A PDP is a network node in an application that provides an endpoint to test for policy decisions- i.e. services may ask the PDP if specific actions or requests are allowed according to the set policy. The PDP essentially becomes your microservice for authorization, and can be deployed as a side-car, cluster, or even as a single instance (for light workload scenarios). PDPs need to be highly available, performant and physically close to the querying services to avoid latency.
The most straightforward way to integrate PDPs into a microservices architecture is as sidecars - meaning each microservice has a sidecar container next to it which it can query for policy. Other topologies include centralized PDP, gateway to PDP (i.e. filtering requests at API gateways or proxies).
Permit.io supports all PDP layouts and provides the missing layers on-top of open-source PDP solutions (such as OpenPolicyAgent). These layers include policy delivery and updating, supporting data collection, application level SDKs, application level instrumentation and more.

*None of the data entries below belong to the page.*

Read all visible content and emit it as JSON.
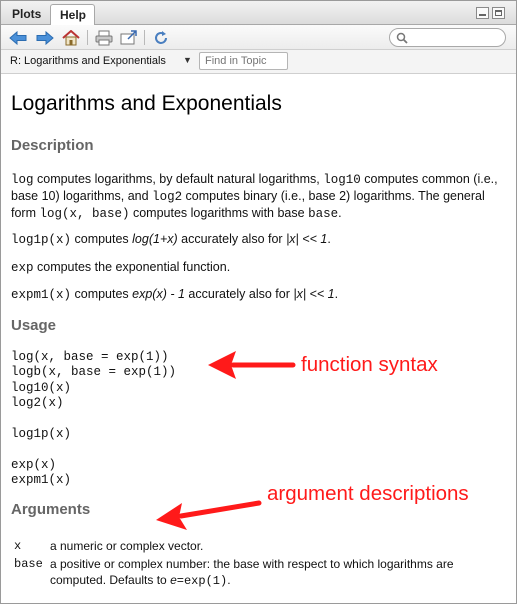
{
  "tabs": [
    {
      "label": "Plots",
      "active": false
    },
    {
      "label": "Help",
      "active": true
    }
  ],
  "toolbar": {
    "icons": [
      "back-arrow-icon",
      "forward-arrow-icon",
      "home-icon",
      "print-icon",
      "open-in-window-icon",
      "refresh-icon",
      "search-icon"
    ]
  },
  "topic": {
    "title": "R: Logarithms and Exponentials",
    "find_placeholder": "Find in Topic"
  },
  "doc": {
    "title": "Logarithms and Exponentials",
    "description_heading": "Description",
    "desc1": {
      "f1": "log",
      "t1": " computes logarithms, by default natural logarithms, ",
      "f2": "log10",
      "t2": " computes common (i.e., base 10) logarithms, and ",
      "f3": "log2",
      "t3": " computes binary (i.e., base 2) logarithms. The general form ",
      "f4": "log(x, base)",
      "t4": " computes logarithms with base ",
      "f5": "base",
      "t5": "."
    },
    "desc2": {
      "f1": "log1p(x)",
      "t1": " computes ",
      "i1": "log(1+x)",
      "t2": " accurately also for ",
      "i2": "|x| << 1",
      "t3": "."
    },
    "desc3": {
      "f1": "exp",
      "t1": " computes the exponential function."
    },
    "desc4": {
      "f1": "expm1(x)",
      "t1": " computes ",
      "i1": "exp(x) - 1",
      "t2": " accurately also for ",
      "i2": "|x| << 1",
      "t3": "."
    },
    "usage_heading": "Usage",
    "usage_lines": [
      "log(x, base = exp(1))",
      "logb(x, base = exp(1))",
      "log10(x)",
      "log2(x)",
      "",
      "log1p(x)",
      "",
      "exp(x)",
      "expm1(x)"
    ],
    "arguments_heading": "Arguments",
    "args": [
      {
        "name": "x",
        "desc1": "a numeric or complex vector.",
        "desc2": ""
      },
      {
        "name": "base",
        "desc1": "a positive or complex number: the base with respect to which logarithms are",
        "desc2a": "computed. Defaults to ",
        "desc2i": "e",
        "desc2c": "=exp(1)",
        "desc2d": "."
      }
    ]
  },
  "annotations": {
    "syntax_label": "function syntax",
    "args_label": "argument descriptions",
    "color": "#ff1a1a"
  }
}
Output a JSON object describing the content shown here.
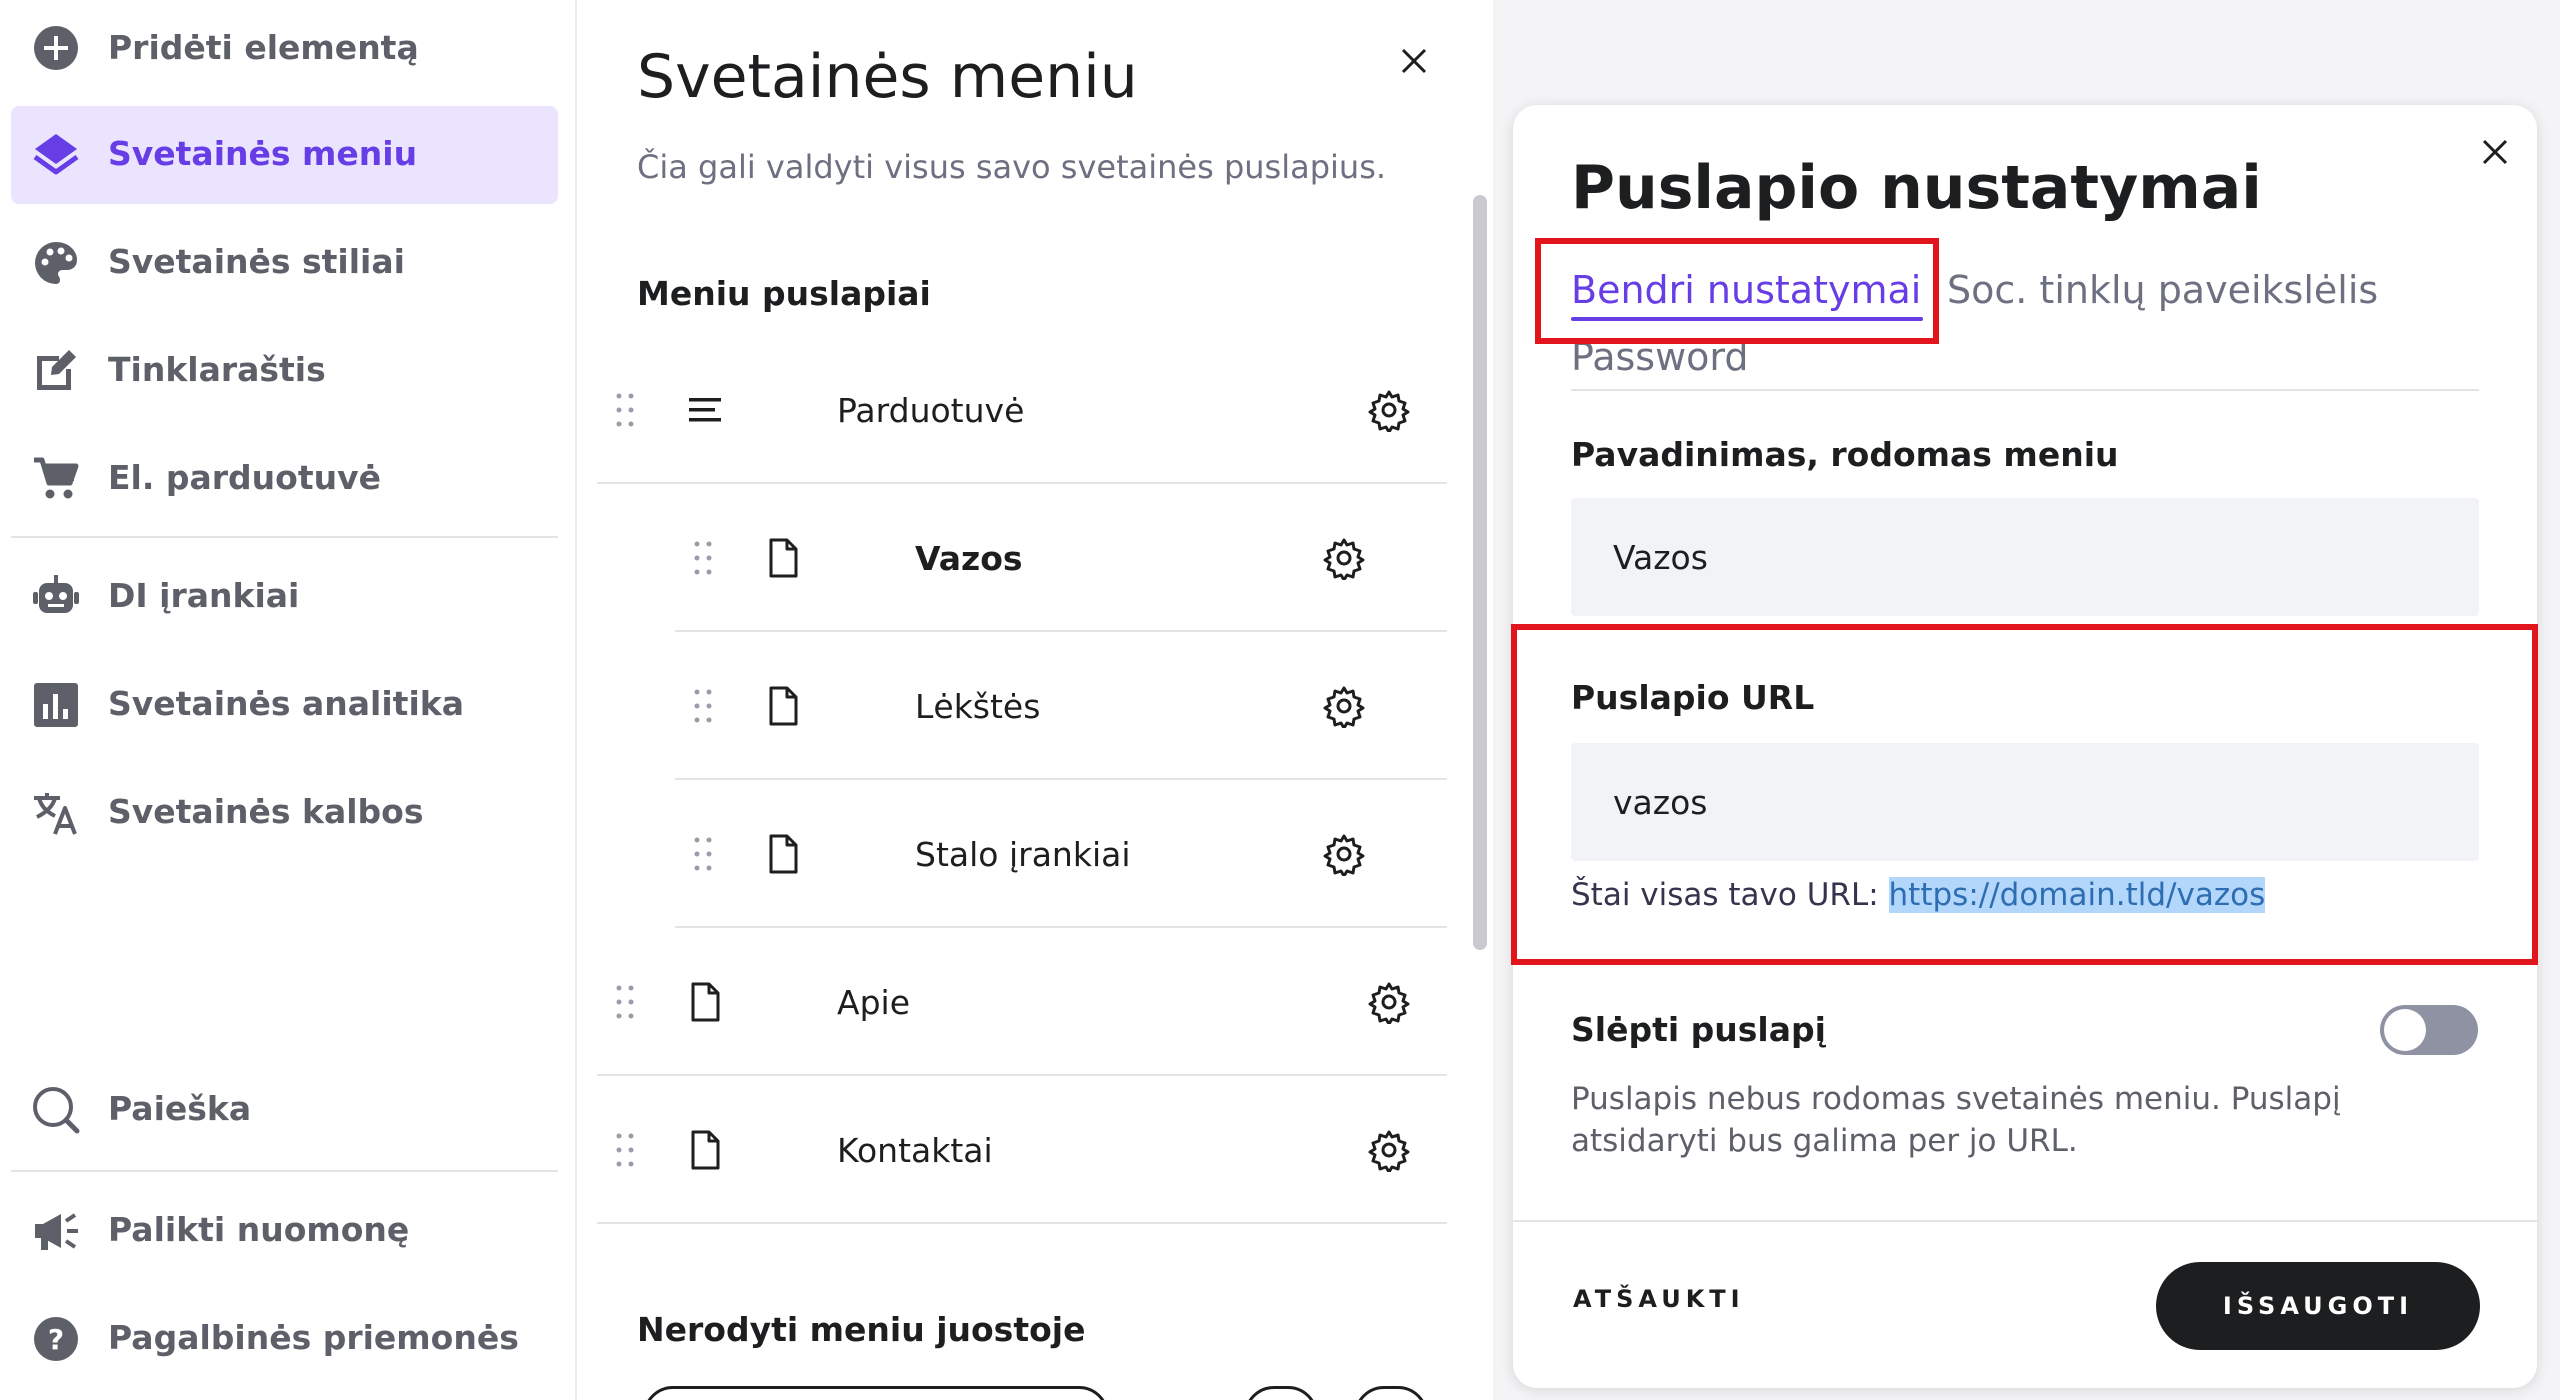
{
  "sidebar": {
    "items": [
      {
        "label": "Pridėti elementą",
        "icon": "plus-circle-icon",
        "active": false
      },
      {
        "label": "Svetainės meniu",
        "icon": "layers-icon",
        "active": true
      },
      {
        "label": "Svetainės stiliai",
        "icon": "palette-icon",
        "active": false
      },
      {
        "label": "Tinklaraštis",
        "icon": "edit-icon",
        "active": false
      },
      {
        "label": "El. parduotuvė",
        "icon": "cart-icon",
        "active": false
      },
      {
        "label": "DI įrankiai",
        "icon": "robot-icon",
        "active": false
      },
      {
        "label": "Svetainės analitika",
        "icon": "analytics-icon",
        "active": false
      },
      {
        "label": "Svetainės kalbos",
        "icon": "translate-icon",
        "active": false
      },
      {
        "label": "Paieška",
        "icon": "search-icon",
        "active": false
      },
      {
        "label": "Palikti nuomonę",
        "icon": "megaphone-icon",
        "active": false
      },
      {
        "label": "Pagalbinės priemonės",
        "icon": "help-icon",
        "active": false
      }
    ]
  },
  "menu_panel": {
    "title": "Svetainės meniu",
    "subtitle": "Čia gali valdyti visus savo svetainės puslapius.",
    "section_label": "Meniu puslapiai",
    "pages": [
      {
        "label": "Parduotuvė",
        "icon": "list-icon",
        "level": 0,
        "bold": false
      },
      {
        "label": "Vazos",
        "icon": "page-icon",
        "level": 1,
        "bold": true
      },
      {
        "label": "Lėkštės",
        "icon": "page-icon",
        "level": 1,
        "bold": false
      },
      {
        "label": "Stalo įrankiai",
        "icon": "page-icon",
        "level": 1,
        "bold": false
      },
      {
        "label": "Apie",
        "icon": "page-icon",
        "level": 0,
        "bold": false
      },
      {
        "label": "Kontaktai",
        "icon": "page-icon",
        "level": 0,
        "bold": false
      }
    ],
    "hidden_section_label": "Nerodyti meniu juostoje"
  },
  "dialog": {
    "title": "Puslapio nustatymai",
    "tabs": {
      "general": "Bendri nustatymai",
      "social": "Soc. tinklų paveikslėlis",
      "password": "Password"
    },
    "menu_name_label": "Pavadinimas, rodomas meniu",
    "menu_name_value": "Vazos",
    "url_label": "Puslapio URL",
    "url_value": "vazos",
    "url_hint_prefix": "Štai visas tavo URL: ",
    "url_hint_link": "https://domain.tld/vazos",
    "hide_label": "Slėpti puslapį",
    "hide_enabled": false,
    "hide_description": "Puslapis nebus rodomas svetainės meniu. Puslapį atsidaryti bus galima per jo URL.",
    "cancel_label": "ATŠAUKTI",
    "save_label": "IŠSAUGOTI"
  },
  "colors": {
    "accent": "#673de6",
    "active_bg": "#ebe4ff",
    "highlight": "#e2141c",
    "dark_button": "#1d1e20"
  }
}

The Permit.io PDP (Which by default bundles together OPA, OPAL, and an API server) is available publicly from Docker hub.
Hosted/Managed cloud PDP option

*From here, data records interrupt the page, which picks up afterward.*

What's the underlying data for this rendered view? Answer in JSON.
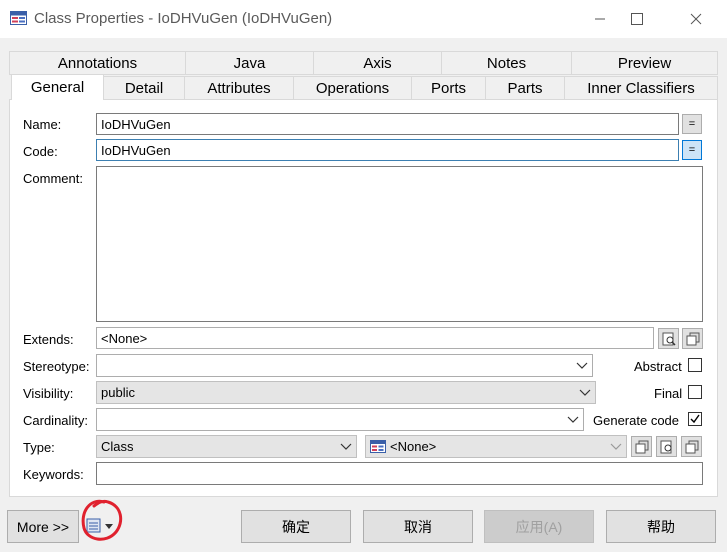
{
  "window": {
    "title": "Class Properties - IoDHVuGen (IoDHVuGen)",
    "icons": {
      "app": "class-table-icon",
      "minimize": "minimize-icon",
      "maximize": "maximize-icon",
      "close": "close-icon"
    }
  },
  "tabs": {
    "row1": [
      "Annotations",
      "Java",
      "Axis",
      "Notes",
      "Preview"
    ],
    "row2": [
      "General",
      "Detail",
      "Attributes",
      "Operations",
      "Ports",
      "Parts",
      "Inner Classifiers"
    ],
    "active": "General"
  },
  "form": {
    "name": {
      "label": "Name:",
      "value": "IoDHVuGen",
      "eq": "="
    },
    "code": {
      "label": "Code:",
      "value": "IoDHVuGen",
      "eq": "="
    },
    "comment": {
      "label": "Comment:",
      "value": ""
    },
    "extends": {
      "label": "Extends:",
      "value": "<None>"
    },
    "stereotype": {
      "label": "Stereotype:",
      "value": ""
    },
    "visibility": {
      "label": "Visibility:",
      "value": "public"
    },
    "cardinality": {
      "label": "Cardinality:",
      "value": ""
    },
    "type": {
      "label": "Type:",
      "value": "Class",
      "classifier": "<None>"
    },
    "keywords": {
      "label": "Keywords:",
      "value": ""
    },
    "abstract": {
      "label": "Abstract",
      "checked": false
    },
    "final": {
      "label": "Final",
      "checked": false
    },
    "generate_code": {
      "label": "Generate code",
      "checked": true
    }
  },
  "footer": {
    "more": "More >>",
    "ok": "确定",
    "cancel": "取消",
    "apply": "应用(A)",
    "help": "帮助"
  },
  "colors": {
    "accent": "#0078d7",
    "annotation": "#e0212e"
  }
}
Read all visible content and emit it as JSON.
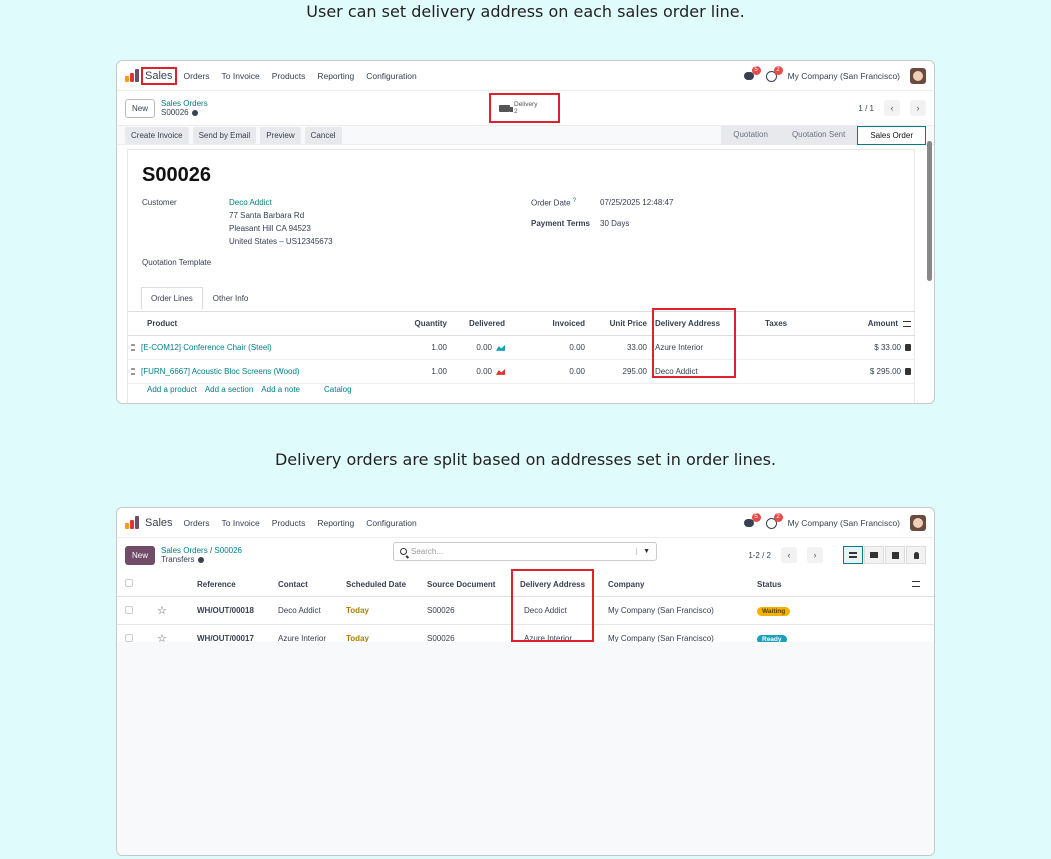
{
  "captions": {
    "top": "User can set delivery address on each sales order line.",
    "bottom": "Delivery orders are split based on addresses set in order lines."
  },
  "colors": {
    "brand": "#714b67",
    "accent": "#017e84",
    "highlight": "#e0202a",
    "waiting": "#f3b200",
    "ready": "#17a2b8"
  },
  "navbar": {
    "app": "Sales",
    "menu": [
      "Orders",
      "To Invoice",
      "Products",
      "Reporting",
      "Configuration"
    ],
    "messages_badge": "5",
    "activities_badge": "2",
    "company": "My Company (San Francisco)"
  },
  "form": {
    "new_label": "New",
    "breadcrumb_parent": "Sales Orders",
    "breadcrumb_current": "S00026",
    "smart_button": {
      "label": "Delivery",
      "count": "2"
    },
    "pager": "1 / 1",
    "actions": [
      "Create Invoice",
      "Send by Email",
      "Preview",
      "Cancel"
    ],
    "stages": [
      "Quotation",
      "Quotation Sent",
      "Sales Order"
    ],
    "title": "S00026",
    "customer_label": "Customer",
    "customer": {
      "name": "Deco Addict",
      "line1": "77 Santa Barbara Rd",
      "line2": "Pleasant Hill CA 94523",
      "line3": "United States – US12345673"
    },
    "order_date_label": "Order Date",
    "order_date_help": "?",
    "order_date": "07/25/2025 12:48:47",
    "payment_terms_label": "Payment Terms",
    "payment_terms": "30 Days",
    "quotation_template_label": "Quotation Template",
    "tabs": [
      "Order Lines",
      "Other Info"
    ],
    "columns": [
      "Product",
      "Quantity",
      "Delivered",
      "Invoiced",
      "Unit Price",
      "Delivery Address",
      "Taxes",
      "Amount"
    ],
    "lines": [
      {
        "product": "[E-COM12] Conference Chair (Steel)",
        "quantity": "1.00",
        "delivered": "0.00",
        "invoiced": "0.00",
        "unit_price": "33.00",
        "delivery_address": "Azure Interior",
        "taxes": "",
        "amount": "$ 33.00"
      },
      {
        "product": "[FURN_6667] Acoustic Bloc Screens (Wood)",
        "quantity": "1.00",
        "delivered": "0.00",
        "invoiced": "0.00",
        "unit_price": "295.00",
        "delivery_address": "Deco Addict",
        "taxes": "",
        "amount": "$ 295.00"
      }
    ],
    "add_links": [
      "Add a product",
      "Add a section",
      "Add a note",
      "Catalog"
    ]
  },
  "list": {
    "new_label": "New",
    "breadcrumb_parent": "Sales Orders",
    "breadcrumb_sep": "/",
    "breadcrumb_mid": "S00026",
    "breadcrumb_current": "Transfers",
    "search_placeholder": "Search...",
    "pager": "1-2 / 2",
    "columns": [
      "Reference",
      "Contact",
      "Scheduled Date",
      "Source Document",
      "Delivery Address",
      "Company",
      "Status"
    ],
    "rows": [
      {
        "reference": "WH/OUT/00018",
        "contact": "Deco Addict",
        "scheduled": "Today",
        "source": "S00026",
        "delivery_address": "Deco Addict",
        "company": "My Company (San Francisco)",
        "status": "Waiting"
      },
      {
        "reference": "WH/OUT/00017",
        "contact": "Azure Interior",
        "scheduled": "Today",
        "source": "S00026",
        "delivery_address": "Azure Interior",
        "company": "My Company (San Francisco)",
        "status": "Ready"
      }
    ]
  }
}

While we recommend a local PDP for production deployments, a Cloud PDP option is available upon demand and can be deployed for you at the same cloud/region as your application (to minimize network latency as much as possible) Reach out to us at email@example.com, or in the Slack community with your cloud region to setup cloud PDP (will be available in self-service in near future.)
Powered by OPA+OPAL

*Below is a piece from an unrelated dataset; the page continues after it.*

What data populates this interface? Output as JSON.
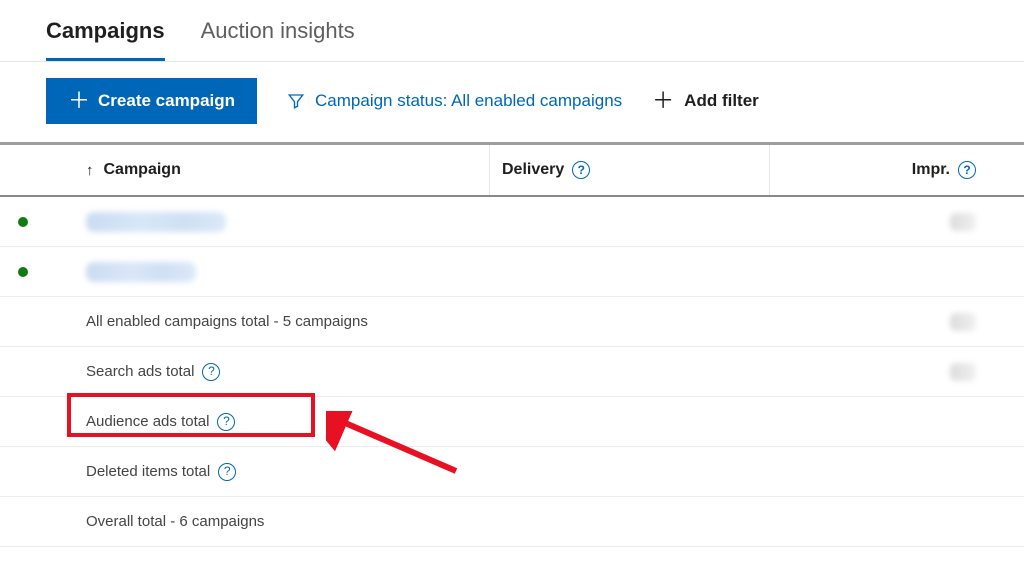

Permit.io's PDP orchestration is powered by OPAL - an open source project - developed by the team at Permit.io and supported by a large community of developers and users. Check out this talk with the primary authors of OPAL to learn more about the unique realtime architecture:
OPAL's built-in separation of the data plane from the control plane, enables Permit.io users to enjoy the benefits of a fully distributed PDP solution, without having to be dependant on the availability of the Permit.io cloud, or sharing any data with it.